Course 2 – sablefish with miso and a sous-vide lobster tail. The sablefish (aka black cod) was cooked perfectly and the pairing of it with the miso was a classic combination. It’s such a buttery fish that makes it taste very rich. We also really enjoyed the lobster tail which wasn’t the least bit chewy. The fish and lobster were accompanied by a piece of chicken skin and a piece of potato. The potato looked like a pretty plain boiled potato but holy smokes, was it ever packed full of flavour. I don’t know what they did to that potato but it was the sleeper hit of the dish!
Course 3 – sous-vide tenderloin with a veal jus reduction. Just as I’d expect from any meat cooked sous-vide, the knife cut through the tenderloin like it was butter. Everything on this plate was so delicious. From the medium-rare piece of meat to the sautéed mushrooms and the spectacular shallot puree (which I pretty much licked off the plate, I might add). The chefs in the kitchen definitely know what they’re doing.

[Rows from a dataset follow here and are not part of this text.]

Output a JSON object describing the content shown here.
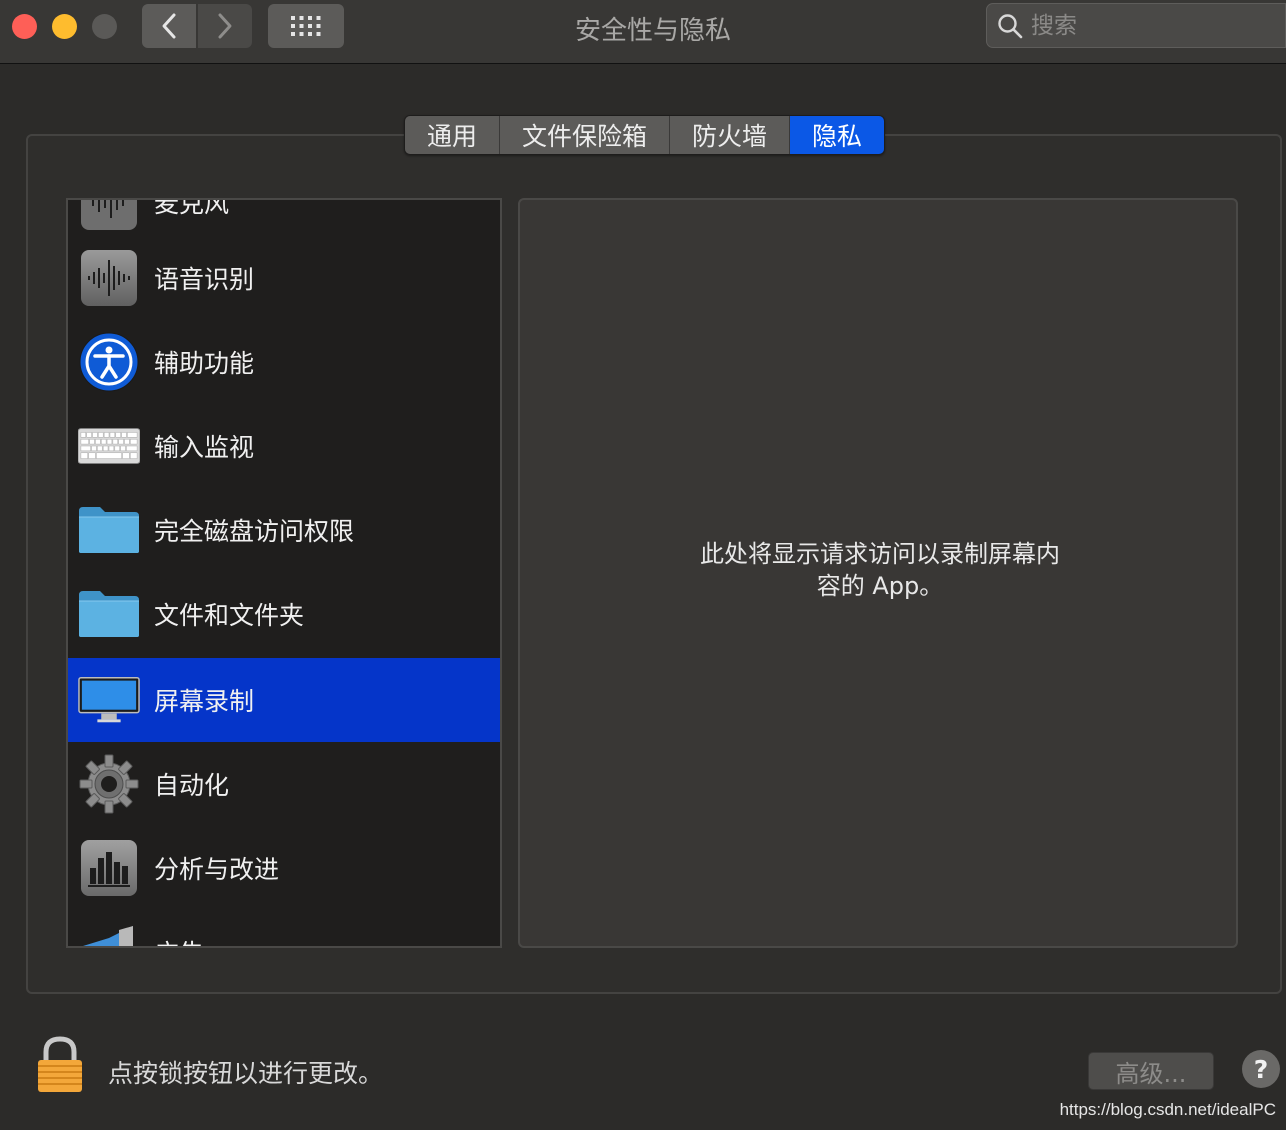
{
  "window": {
    "title": "安全性与隐私"
  },
  "search": {
    "placeholder": "搜索"
  },
  "tabs": [
    {
      "label": "通用",
      "active": false
    },
    {
      "label": "文件保险箱",
      "active": false
    },
    {
      "label": "防火墙",
      "active": false
    },
    {
      "label": "隐私",
      "active": true
    }
  ],
  "list": {
    "items": [
      {
        "label": "麦克风",
        "icon": "microphone-waveform-icon",
        "partial": true
      },
      {
        "label": "语音识别",
        "icon": "speech-waveform-icon"
      },
      {
        "label": "辅助功能",
        "icon": "accessibility-icon"
      },
      {
        "label": "输入监视",
        "icon": "keyboard-icon"
      },
      {
        "label": "完全磁盘访问权限",
        "icon": "folder-icon"
      },
      {
        "label": "文件和文件夹",
        "icon": "folder-icon"
      },
      {
        "label": "屏幕录制",
        "icon": "monitor-icon",
        "selected": true
      },
      {
        "label": "自动化",
        "icon": "gear-icon"
      },
      {
        "label": "分析与改进",
        "icon": "bar-chart-icon"
      },
      {
        "label": "广告",
        "icon": "megaphone-icon",
        "partial": true
      }
    ]
  },
  "detail": {
    "message_line1": "此处将显示请求访问以录制屏幕内",
    "message_line2": "容的 App。"
  },
  "footer": {
    "lock_text": "点按锁按钮以进行更改。",
    "advanced_label": "高级...",
    "help_label": "?",
    "watermark": "https://blog.csdn.net/idealPC"
  },
  "colors": {
    "accent": "#0b58e6",
    "selection": "#0535c9",
    "close": "#fe5f57",
    "minimize": "#febc2e"
  }
}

Course 4 – aburi. The aburi course consisted of shrimp oshi, salmon oshi, Japanese uni, otoro with truffle, flounder, salmon with grapefruit and a Miku roll. Like I said, you really can’t go wrong with the aburi here. The torching of the fish really brings out their flavour and we really enjoyed the modern toppings and sauces. Absolutely delicious flavour bombs – but certainly not for sushi purists.
Course 5 – Valrhona chocolate & green tea lava cake. The decadent cake wasn’t overly sweet and I could definitely taste the green tea in it. As I cut through the cake, the warm filling spilled out onto the plate. Getting a bit of cake, gooey filling and cold ice cream into each bite was key. Loved it.

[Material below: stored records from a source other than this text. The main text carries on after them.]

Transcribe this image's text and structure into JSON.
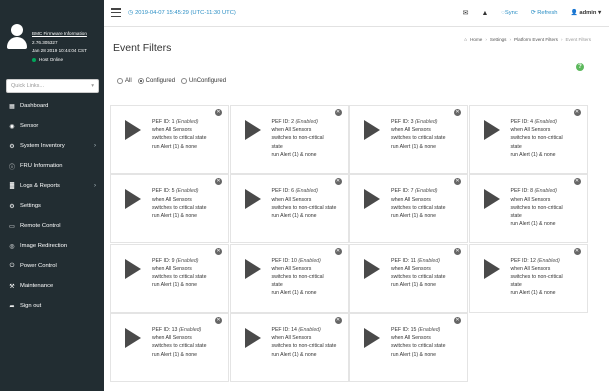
{
  "sidebar": {
    "user": {
      "fw_title": "BMC Firmware Information",
      "version": "2.76.305327",
      "build_date": "Jan 28 2019 10:44:04 CST",
      "host_status": "Host Online"
    },
    "search_placeholder": "Quick Links...",
    "items": [
      {
        "label": "Dashboard",
        "icon": "dashboard-icon",
        "glyph": "▦",
        "chevron": false
      },
      {
        "label": "Sensor",
        "icon": "sensor-icon",
        "glyph": "◉",
        "chevron": false
      },
      {
        "label": "System Inventory",
        "icon": "system-inventory-icon",
        "glyph": "⚙",
        "chevron": true
      },
      {
        "label": "FRU Information",
        "icon": "info-icon",
        "glyph": "ⓘ",
        "chevron": false
      },
      {
        "label": "Logs & Reports",
        "icon": "chart-icon",
        "glyph": "▓",
        "chevron": true
      },
      {
        "label": "Settings",
        "icon": "gear-icon",
        "glyph": "⚙",
        "chevron": false
      },
      {
        "label": "Remote Control",
        "icon": "monitor-icon",
        "glyph": "▭",
        "chevron": false
      },
      {
        "label": "Image Redirection",
        "icon": "disc-icon",
        "glyph": "◎",
        "chevron": false
      },
      {
        "label": "Power Control",
        "icon": "power-icon",
        "glyph": "⏻",
        "chevron": false
      },
      {
        "label": "Maintenance",
        "icon": "wrench-icon",
        "glyph": "⚒",
        "chevron": false
      },
      {
        "label": "Sign out",
        "icon": "sign-out-icon",
        "glyph": "➦",
        "chevron": false
      }
    ]
  },
  "header": {
    "datetime": "2019-04-07 15:45:29 (UTC-11:30 UTC)",
    "sync_label": "Sync",
    "refresh_label": "Refresh",
    "user_label": "admin"
  },
  "main": {
    "title": "Event Filters",
    "breadcrumb": [
      "Home",
      "Settings",
      "Platform Event Filters",
      "Event Filters"
    ],
    "filter_options": [
      {
        "label": "All",
        "selected": false
      },
      {
        "label": "Configured",
        "selected": true
      },
      {
        "label": "UnConfigured",
        "selected": false
      }
    ],
    "cards": [
      {
        "title": "PEF ID: 1",
        "status": "(Enabled)",
        "line2": "when All Sensors",
        "line3": "switches to critical state",
        "line4": "",
        "action": "run Alert (1) & none"
      },
      {
        "title": "PEF ID: 2",
        "status": "(Enabled)",
        "line2": "when All Sensors",
        "line3": "switches to non-critical",
        "line4": "state",
        "action": "run Alert (1) & none"
      },
      {
        "title": "PEF ID: 3",
        "status": "(Enabled)",
        "line2": "when All Sensors",
        "line3": "switches to critical state",
        "line4": "",
        "action": "run Alert (1) & none"
      },
      {
        "title": "PEF ID: 4",
        "status": "(Enabled)",
        "line2": "when All Sensors",
        "line3": "switches to non-critical",
        "line4": "state",
        "action": "run Alert (1) & none"
      },
      {
        "title": "PEF ID: 5",
        "status": "(Enabled)",
        "line2": "when All Sensors",
        "line3": "switches to critical state",
        "line4": "",
        "action": "run Alert (1) & none"
      },
      {
        "title": "PEF ID: 6",
        "status": "(Enabled)",
        "line2": "when All Sensors",
        "line3": "switches to non-critical state",
        "line4": "",
        "action": "run Alert (1) & none"
      },
      {
        "title": "PEF ID: 7",
        "status": "(Enabled)",
        "line2": "when All Sensors",
        "line3": "switches to critical state",
        "line4": "",
        "action": "run Alert (1) & none"
      },
      {
        "title": "PEF ID: 8",
        "status": "(Enabled)",
        "line2": "when All Sensors",
        "line3": "switches to non-critical",
        "line4": "state",
        "action": "run Alert (1) & none"
      },
      {
        "title": "PEF ID: 9",
        "status": "(Enabled)",
        "line2": "when All Sensors",
        "line3": "switches to critical state",
        "line4": "",
        "action": "run Alert (1) & none"
      },
      {
        "title": "PEF ID: 10",
        "status": "(Enabled)",
        "line2": "when All Sensors",
        "line3": "switches to non-critical",
        "line4": "state",
        "action": "run Alert (1) & none"
      },
      {
        "title": "PEF ID: 11",
        "status": "(Enabled)",
        "line2": "when All Sensors",
        "line3": "switches to critical state",
        "line4": "",
        "action": "run Alert (1) & none"
      },
      {
        "title": "PEF ID: 12",
        "status": "(Enabled)",
        "line2": "when All Sensors",
        "line3": "switches to non-critical",
        "line4": "state",
        "action": "run Alert (1) & none"
      },
      {
        "title": "PEF ID: 13",
        "status": "(Enabled)",
        "line2": "when All Sensors",
        "line3": "switches to critical state",
        "line4": "",
        "action": "run Alert (1) & none"
      },
      {
        "title": "PEF ID: 14",
        "status": "(Enabled)",
        "line2": "when All Sensors",
        "line3": "switches to non-critical state",
        "line4": "",
        "action": "run Alert (1) & none"
      },
      {
        "title": "PEF ID: 15",
        "status": "(Enabled)",
        "line2": "when All Sensors",
        "line3": "switches to critical state",
        "line4": "",
        "action": "run Alert (1) & none"
      }
    ]
  },
  "colors": {
    "sidebar_bg": "#222d32",
    "accent": "#2a8ec4",
    "online": "#00a65a",
    "help": "#5cb85c"
  }
}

Overall, we enjoyed our Aburi Kaiseki tasting at Miku. While the sushi and sashimi courses were undoubtedly delicious, we were even more impressed with the hot food from the kitchen. The tasting is such a wonderful treat for a special occasion – you’ll definitely leave satisfied!
At a glance:
- Part of the Aburi brand of restaurants from Vancouver
- Located at the foot of Bay Street and Queens Quay
- Specializing in aburi (flame-seared) sushi; prices are on the high side
- Offers three tasting menus – $80 for four courses, $98 for five courses and $150 for the Aburi tasting which requires 72 hours notice
- Enjoyed the Aburi tasting; plenty of food – left completely stuffed
Ratings (out of 5):
- Food: 4 stars
- Service: 4 stars
- Atmosphere: 3 stars